Antiplatelet therapy with aspirin, clopidogrel, and dipyridamole versus clopidogrel alone or aspirin and dipyridamole in patients with acute cerebral ischaemia (TARDIS): a randomised, open-label, phase 3 superiority trial.
Intensive antiplatelet therapy with three agents might be more effective than guideline treatment for preventing recurrent events in patients with acute cerebral ischaemia. We aimed to compare the safety and efficacy of intensive antiplatelet therapy (combined aspirin, clopidogrel, and dipyridamole) with that of guideline-based antiplatelet therapy.
We did an international, prospective, randomised, open-label, blinded-endpoint trial in adult participants with ischaemic stroke or transient ischaemic attack (TIA) within 48 h of onset. Participants were assigned in a 1:1 ratio using computer randomisation to receive loading doses and then 30 days of intensive antiplatelet therapy (combined aspirin 75 mg, clopidogrel 75 mg, and dipyridamole 200 mg twice daily) or guideline-based therapy (comprising either clopidogrel alone or combined aspirin and dipyridamole). Randomisation was stratified by country and index event, and minimised with prognostic baseline factors, medication use, time to randomisation, stroke-related factors, and thrombolysis. The ordinal primary outcome was the combined incidence and severity of any recurrent stroke (ischaemic or haemorrhagic; assessed using the modified Rankin Scale) or TIA within 90 days, as assessed by central telephone follow-up with masking to treatment assignment, and analysed by intention to treat. This trial is registered with the ISRCTN registry, number ISRCTN47823388.
3096 participants (1556 in the intensive antiplatelet therapy group, 1540 in the guideline antiplatelet therapy group) were recruited from 106 hospitals in four countries between April 7, 2009, and March 18, 2016. The trial was stopped early on the recommendation of the data monitoring committee. The incidence and severity of recurrent stroke or TIA did not differ between intensive and guideline therapy (93 [6%] participants vs 105 [7%]; adjusted common odds ratio [cOR] 0·90, 95% CI 0·67-1·20, p=0·47). By contrast, intensive antiplatelet therapy was associated with more, and more severe, bleeding (adjusted cOR 2·54, 95% CI 2·05-3·16, p<0·0001).

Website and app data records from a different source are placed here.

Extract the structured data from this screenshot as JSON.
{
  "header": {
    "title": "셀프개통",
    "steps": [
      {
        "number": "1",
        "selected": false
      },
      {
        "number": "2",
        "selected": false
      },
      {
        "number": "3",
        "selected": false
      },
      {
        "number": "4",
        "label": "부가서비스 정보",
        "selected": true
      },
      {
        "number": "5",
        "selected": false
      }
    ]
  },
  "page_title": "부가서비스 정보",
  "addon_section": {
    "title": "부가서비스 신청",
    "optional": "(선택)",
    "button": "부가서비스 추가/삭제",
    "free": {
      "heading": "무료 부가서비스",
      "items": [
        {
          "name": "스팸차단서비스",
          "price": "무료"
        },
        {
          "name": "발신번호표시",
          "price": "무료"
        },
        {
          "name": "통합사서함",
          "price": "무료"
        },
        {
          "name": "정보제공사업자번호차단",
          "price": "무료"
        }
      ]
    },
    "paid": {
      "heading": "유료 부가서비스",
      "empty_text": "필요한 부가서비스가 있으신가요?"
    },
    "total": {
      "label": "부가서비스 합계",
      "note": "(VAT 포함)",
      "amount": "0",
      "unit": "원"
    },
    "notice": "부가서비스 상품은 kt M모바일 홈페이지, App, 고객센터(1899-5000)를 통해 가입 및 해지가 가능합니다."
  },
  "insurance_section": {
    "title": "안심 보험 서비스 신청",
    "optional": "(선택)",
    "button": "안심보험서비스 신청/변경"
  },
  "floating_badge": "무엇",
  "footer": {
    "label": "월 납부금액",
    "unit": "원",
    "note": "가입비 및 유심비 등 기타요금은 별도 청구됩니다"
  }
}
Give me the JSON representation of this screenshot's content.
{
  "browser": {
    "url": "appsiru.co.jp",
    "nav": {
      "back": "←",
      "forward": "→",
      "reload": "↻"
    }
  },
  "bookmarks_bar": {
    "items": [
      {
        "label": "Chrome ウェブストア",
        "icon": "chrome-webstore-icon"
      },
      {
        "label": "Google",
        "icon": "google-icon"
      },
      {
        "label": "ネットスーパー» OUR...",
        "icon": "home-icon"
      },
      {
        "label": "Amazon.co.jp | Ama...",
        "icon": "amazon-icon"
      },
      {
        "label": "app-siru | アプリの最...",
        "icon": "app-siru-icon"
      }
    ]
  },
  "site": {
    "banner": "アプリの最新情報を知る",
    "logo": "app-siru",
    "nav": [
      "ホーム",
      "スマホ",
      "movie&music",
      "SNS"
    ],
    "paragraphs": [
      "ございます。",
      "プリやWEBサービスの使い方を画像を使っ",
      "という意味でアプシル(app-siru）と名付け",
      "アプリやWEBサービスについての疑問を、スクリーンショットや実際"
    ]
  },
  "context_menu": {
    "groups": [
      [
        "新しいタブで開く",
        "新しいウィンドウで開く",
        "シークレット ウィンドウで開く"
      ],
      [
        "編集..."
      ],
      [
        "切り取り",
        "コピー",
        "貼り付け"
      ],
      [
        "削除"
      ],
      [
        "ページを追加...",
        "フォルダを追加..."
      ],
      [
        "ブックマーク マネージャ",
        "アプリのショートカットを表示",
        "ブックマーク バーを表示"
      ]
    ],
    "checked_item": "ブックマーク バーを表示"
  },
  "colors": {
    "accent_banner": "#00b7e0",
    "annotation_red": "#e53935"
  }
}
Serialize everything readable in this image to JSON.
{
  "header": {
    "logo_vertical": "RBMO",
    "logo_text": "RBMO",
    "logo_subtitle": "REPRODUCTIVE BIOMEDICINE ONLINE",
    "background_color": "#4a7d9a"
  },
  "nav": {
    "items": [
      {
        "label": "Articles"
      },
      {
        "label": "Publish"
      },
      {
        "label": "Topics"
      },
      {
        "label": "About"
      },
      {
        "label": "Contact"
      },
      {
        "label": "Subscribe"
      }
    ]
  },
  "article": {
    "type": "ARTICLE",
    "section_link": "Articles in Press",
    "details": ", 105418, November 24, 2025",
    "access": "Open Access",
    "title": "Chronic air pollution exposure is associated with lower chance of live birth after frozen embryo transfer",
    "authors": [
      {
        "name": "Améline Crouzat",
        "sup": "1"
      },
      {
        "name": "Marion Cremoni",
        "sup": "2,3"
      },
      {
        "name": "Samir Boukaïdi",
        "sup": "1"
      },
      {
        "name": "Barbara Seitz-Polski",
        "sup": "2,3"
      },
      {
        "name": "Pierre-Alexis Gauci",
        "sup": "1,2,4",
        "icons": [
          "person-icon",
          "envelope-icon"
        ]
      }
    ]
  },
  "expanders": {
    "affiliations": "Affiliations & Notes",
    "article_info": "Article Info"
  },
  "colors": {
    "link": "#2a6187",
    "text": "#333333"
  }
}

Among patients with recent cerebral ischaemia, intensive antiplatelet therapy did not reduce the incidence and severity of recurrent stroke or TIA, but did significantly increase the risk of major bleeding. Triple antiplatelet therapy should not be used in routine clinical practice.
National Institutes of Health Research Health Technology Assessment Programme, British Heart Foundation.